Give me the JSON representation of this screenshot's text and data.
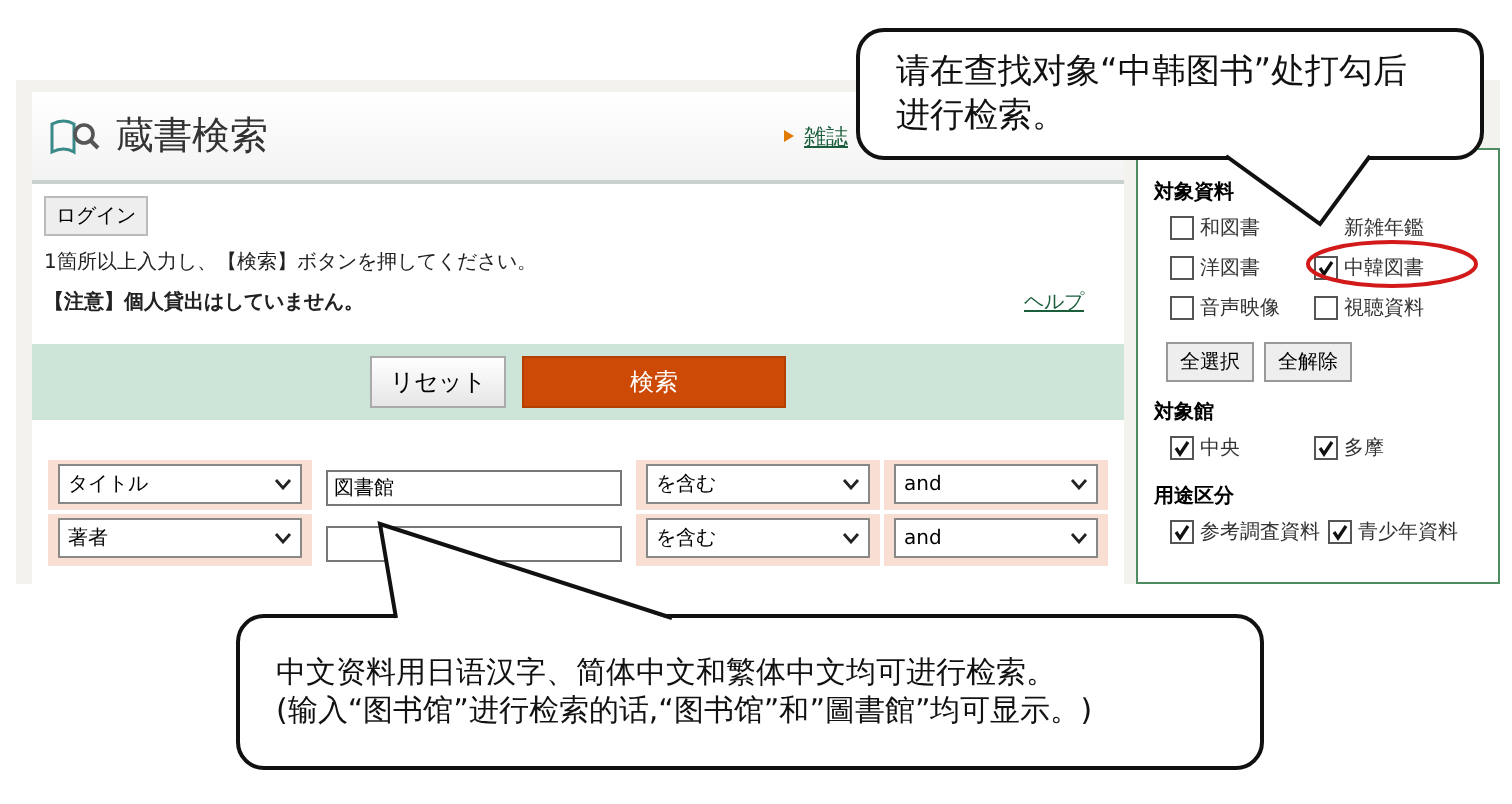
{
  "header": {
    "title": "蔵書検索",
    "link": "雑誌"
  },
  "login_button": "ログイン",
  "instruction": "1箇所以上入力し、【検索】ボタンを押してください。",
  "notice": "【注意】個人貸出はしていません。",
  "help_link": "ヘルプ",
  "buttons": {
    "reset": "リセット",
    "search": "検索"
  },
  "search_rows": [
    {
      "field": "タイトル",
      "value": "図書館",
      "match": "を含む",
      "operator": "and"
    },
    {
      "field": "著者",
      "value": "",
      "match": "を含む",
      "operator": "and"
    }
  ],
  "sidebar": {
    "sections": [
      {
        "kind": "checks",
        "title": "対象資料",
        "items": [
          {
            "label": "和図書",
            "checked": false
          },
          {
            "label": "新雑年鑑"
          },
          {
            "label": "洋図書",
            "checked": false
          },
          {
            "label": "中韓図書",
            "checked": true
          },
          {
            "label": "音声映像",
            "checked": false
          },
          {
            "label": "視聴資料",
            "checked": false
          }
        ],
        "buttons": [
          "全選択",
          "全解除"
        ]
      },
      {
        "kind": "checks",
        "title": "対象館",
        "items": [
          {
            "label": "中央",
            "checked": true
          },
          {
            "label": "多摩",
            "checked": true
          }
        ]
      },
      {
        "kind": "inline",
        "title": "用途区分",
        "items": [
          {
            "label": "参考調査資料",
            "checked": true
          },
          {
            "label": "青少年資料",
            "checked": true
          }
        ]
      }
    ]
  },
  "callouts": [
    {
      "text": "请在查找对象“中韩图书”处打勾后进行检索。"
    },
    {
      "text": "中文资料用日语汉字、简体中文和繁体中文均可进行检索。\n(输入“图书馆”进行检索的话,“图书馆”和”圖書館”均可显示。)"
    }
  ]
}
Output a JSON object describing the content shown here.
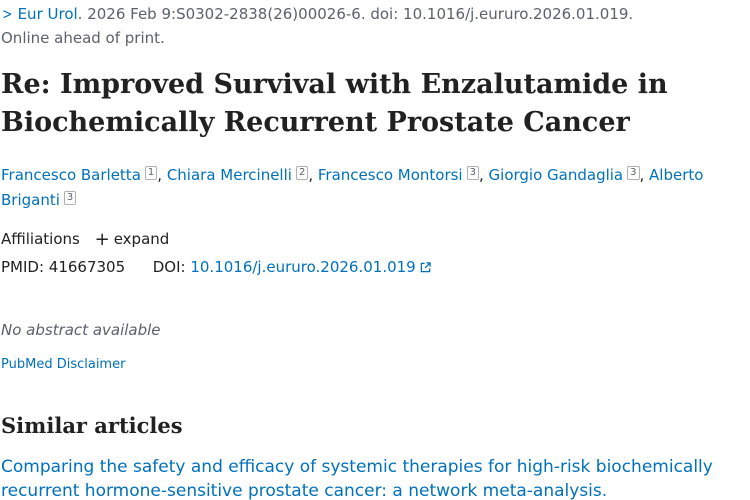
{
  "citation": {
    "journal": "Eur Urol",
    "details": ". 2026 Feb 9:S0302-2838(26)00026-6. doi: 10.1016/j.eururo.2026.01.019.",
    "status": "Online ahead of print."
  },
  "article": {
    "title": "Re: Improved Survival with Enzalutamide in Biochemically Recurrent Prostate Cancer"
  },
  "authors": [
    {
      "name": "Francesco Barletta",
      "aff": "1"
    },
    {
      "name": "Chiara Mercinelli",
      "aff": "2"
    },
    {
      "name": "Francesco Montorsi",
      "aff": "3"
    },
    {
      "name": "Giorgio Gandaglia",
      "aff": "3"
    },
    {
      "name": "Alberto Briganti",
      "aff": "3"
    }
  ],
  "affiliations": {
    "label": "Affiliations",
    "expand_label": "expand"
  },
  "identifiers": {
    "pmid_label": "PMID:",
    "pmid": "41667305",
    "doi_label": "DOI:",
    "doi": "10.1016/j.eururo.2026.01.019"
  },
  "abstract": {
    "none_text": "No abstract available"
  },
  "disclaimer": {
    "label": "PubMed Disclaimer"
  },
  "similar": {
    "heading": "Similar articles",
    "first_title": "Comparing the safety and efficacy of systemic therapies for high-risk biochemically recurrent hormone-sensitive prostate cancer: a network meta-analysis."
  },
  "colors": {
    "link": "#0071bc",
    "text": "#212121",
    "muted": "#5b616b"
  },
  "icons": {
    "journal_chevron": "chevron-right-icon",
    "expand": "plus-icon",
    "doi_external": "external-link-icon"
  }
}
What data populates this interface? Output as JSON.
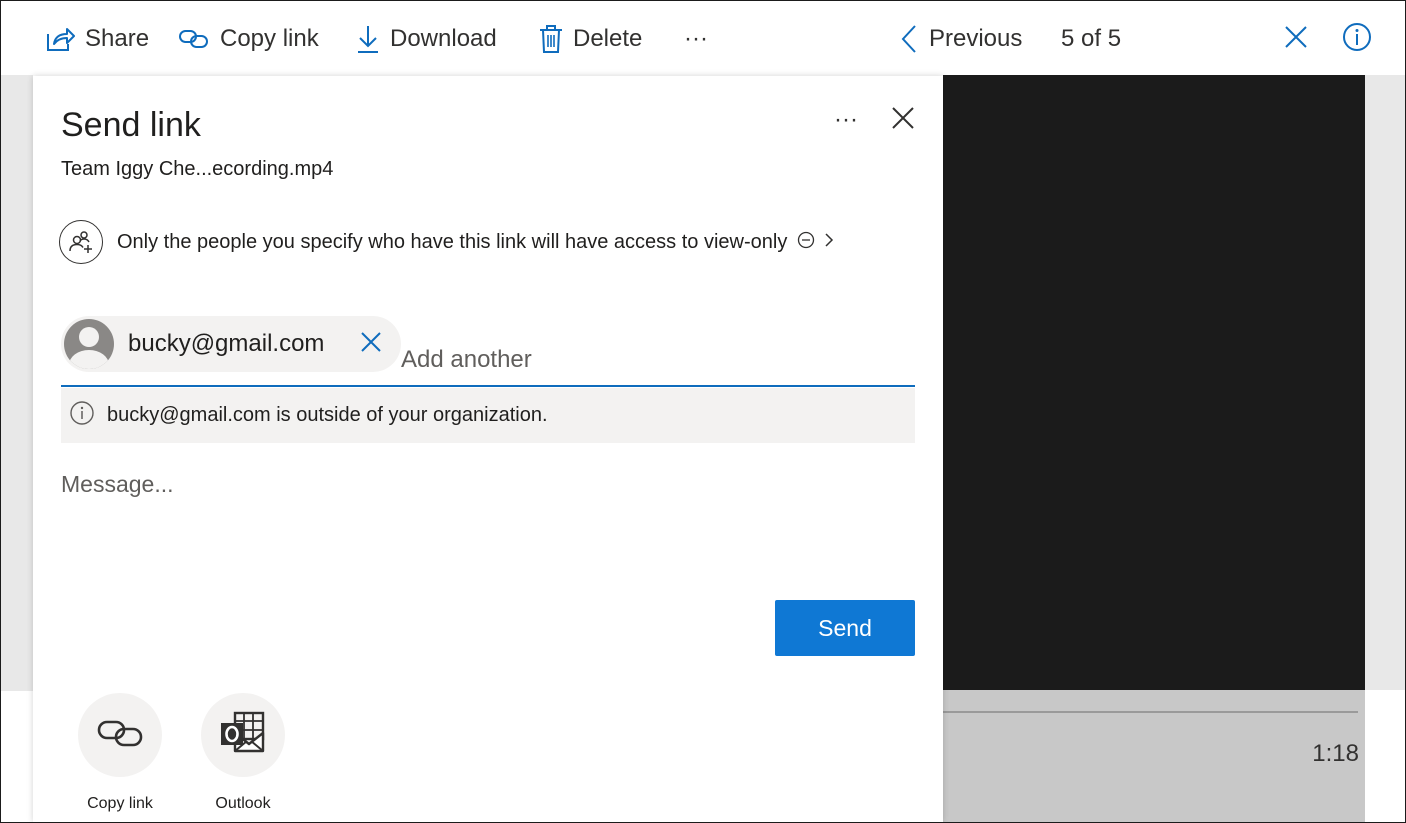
{
  "toolbar": {
    "share_label": "Share",
    "copy_link_label": "Copy link",
    "download_label": "Download",
    "delete_label": "Delete",
    "more_label": "···",
    "previous_label": "Previous",
    "counter": "5 of 5"
  },
  "player": {
    "time": "1:18"
  },
  "panel": {
    "title": "Send link",
    "more_label": "···",
    "filename": "Team Iggy Che...ecording.mp4",
    "access_text": "Only the people you specify who have this link will have access to view-only",
    "recipient": {
      "email": "bucky@gmail.com"
    },
    "add_placeholder": "Add another",
    "warning_text": "bucky@gmail.com is outside of your organization.",
    "message_placeholder": "Message...",
    "send_label": "Send",
    "share_options": [
      {
        "label": "Copy link",
        "icon": "link-icon"
      },
      {
        "label": "Outlook",
        "icon": "outlook-icon"
      }
    ]
  },
  "colors": {
    "accent": "#0f78d4",
    "icon_blue": "#0f6cbd",
    "video_bg": "#1b1b1b"
  }
}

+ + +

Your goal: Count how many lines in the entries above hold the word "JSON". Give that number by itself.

Output of the exercise: 3